-- GIVEN INFORMATION follows --
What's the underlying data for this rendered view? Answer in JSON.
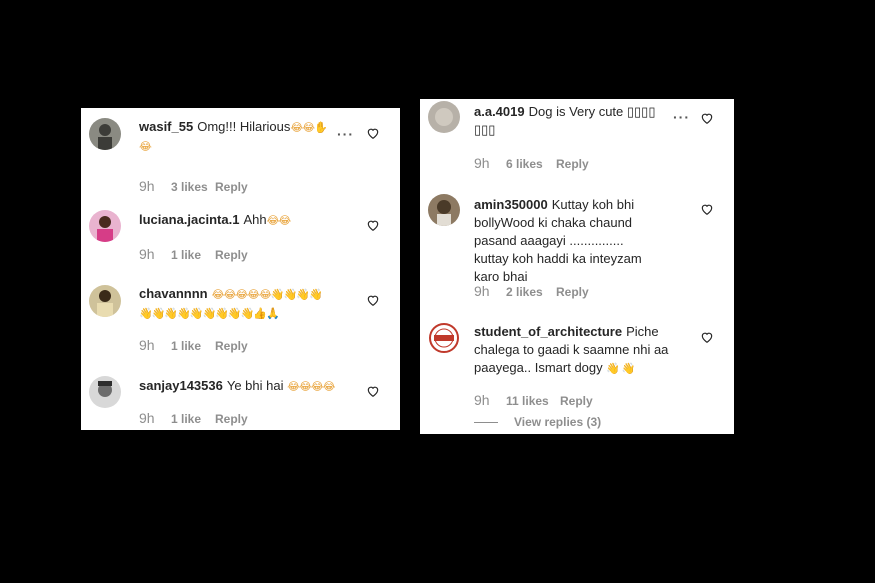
{
  "left_panel": {
    "comments": [
      {
        "username": "wasif_55",
        "text": "Omg!!! Hilarious",
        "emoji": "😂😂✋\n😂",
        "time": "9h",
        "likes": "3 likes",
        "reply": "Reply",
        "avatar_color": "#5b5b52"
      },
      {
        "username": "luciana.jacinta.1",
        "text": "Ahh",
        "emoji": "😂😂",
        "time": "9h",
        "likes": "1 like",
        "reply": "Reply",
        "avatar_color": "#d63d87"
      },
      {
        "username": "chavannnn",
        "text": "",
        "emoji": "😂😂😂😂😂👋👋👋👋\n👋👋👋👋👋👋👋👋👋👍🙏",
        "time": "9h",
        "likes": "1 like",
        "reply": "Reply",
        "avatar_color": "#a89a6a"
      },
      {
        "username": "sanjay143536",
        "text": "Ye bhi hai",
        "emoji": "😂😂😂😂",
        "time": "9h",
        "likes": "1 like",
        "reply": "Reply",
        "avatar_color": "#9a9a9a"
      }
    ]
  },
  "right_panel": {
    "comments": [
      {
        "username": "a.a.4019",
        "text": "Dog is Very cute ▯▯▯▯\n▯▯▯",
        "emoji": "",
        "time": "9h",
        "likes": "6 likes",
        "reply": "Reply",
        "avatar_color": "#b7b1a8"
      },
      {
        "username": "amin350000",
        "text": "Kuttay koh bhi bollyWood ki chaka chaund pasand aaagayi ............... kuttay koh haddi ka inteyzam karo bhai",
        "emoji": "",
        "time": "9h",
        "likes": "2 likes",
        "reply": "Reply",
        "avatar_color": "#6b5a48"
      },
      {
        "username": "student_of_architecture",
        "text": "Piche chalega to gaadi k saamne nhi aa paayega.. Ismart dogy",
        "emoji": "👋 👋",
        "time": "9h",
        "likes": "11 likes",
        "reply": "Reply",
        "avatar_color": "#c0392b"
      }
    ],
    "view_replies": "View replies (3)"
  },
  "icons": {
    "heart": "heart-outline-icon",
    "more": "more-options-icon"
  },
  "colors": {
    "background": "#000000",
    "panel": "#ffffff",
    "text": "#262626",
    "meta": "#8e8e8e"
  }
}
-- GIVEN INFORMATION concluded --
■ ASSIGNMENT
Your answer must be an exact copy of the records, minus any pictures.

■ SOLVED EXERCISE
What's the underlying data for this rendered view? Answer in JSON.
{
  "left_panel": {
    "comments": [
      {
        "username": "wasif_55",
        "text": "Omg!!! Hilarious",
        "emoji": "😂😂✋\n😂",
        "time": "9h",
        "likes": "3 likes",
        "reply": "Reply",
        "avatar_color": "#5b5b52"
      },
      {
        "username": "luciana.jacinta.1",
        "text": "Ahh",
        "emoji": "😂😂",
        "time": "9h",
        "likes": "1 like",
        "reply": "Reply",
        "avatar_color": "#d63d87"
      },
      {
        "username": "chavannnn",
        "text": "",
        "emoji": "😂😂😂😂😂👋👋👋👋\n👋👋👋👋👋👋👋👋👋👍🙏",
        "time": "9h",
        "likes": "1 like",
        "reply": "Reply",
        "avatar_color": "#a89a6a"
      },
      {
        "username": "sanjay143536",
        "text": "Ye bhi hai",
        "emoji": "😂😂😂😂",
        "time": "9h",
        "likes": "1 like",
        "reply": "Reply",
        "avatar_color": "#9a9a9a"
      }
    ]
  },
  "right_panel": {
    "comments": [
      {
        "username": "a.a.4019",
        "text": "Dog is Very cute ▯▯▯▯\n▯▯▯",
        "emoji": "",
        "time": "9h",
        "likes": "6 likes",
        "reply": "Reply",
        "avatar_color": "#b7b1a8"
      },
      {
        "username": "amin350000",
        "text": "Kuttay koh bhi bollyWood ki chaka chaund pasand aaagayi ............... kuttay koh haddi ka inteyzam karo bhai",
        "emoji": "",
        "time": "9h",
        "likes": "2 likes",
        "reply": "Reply",
        "avatar_color": "#6b5a48"
      },
      {
        "username": "student_of_architecture",
        "text": "Piche chalega to gaadi k saamne nhi aa paayega.. Ismart dogy",
        "emoji": "👋 👋",
        "time": "9h",
        "likes": "11 likes",
        "reply": "Reply",
        "avatar_color": "#c0392b"
      }
    ],
    "view_replies": "View replies (3)"
  },
  "icons": {
    "heart": "heart-outline-icon",
    "more": "more-options-icon"
  },
  "colors": {
    "background": "#000000",
    "panel": "#ffffff",
    "text": "#262626",
    "meta": "#8e8e8e"
  }
}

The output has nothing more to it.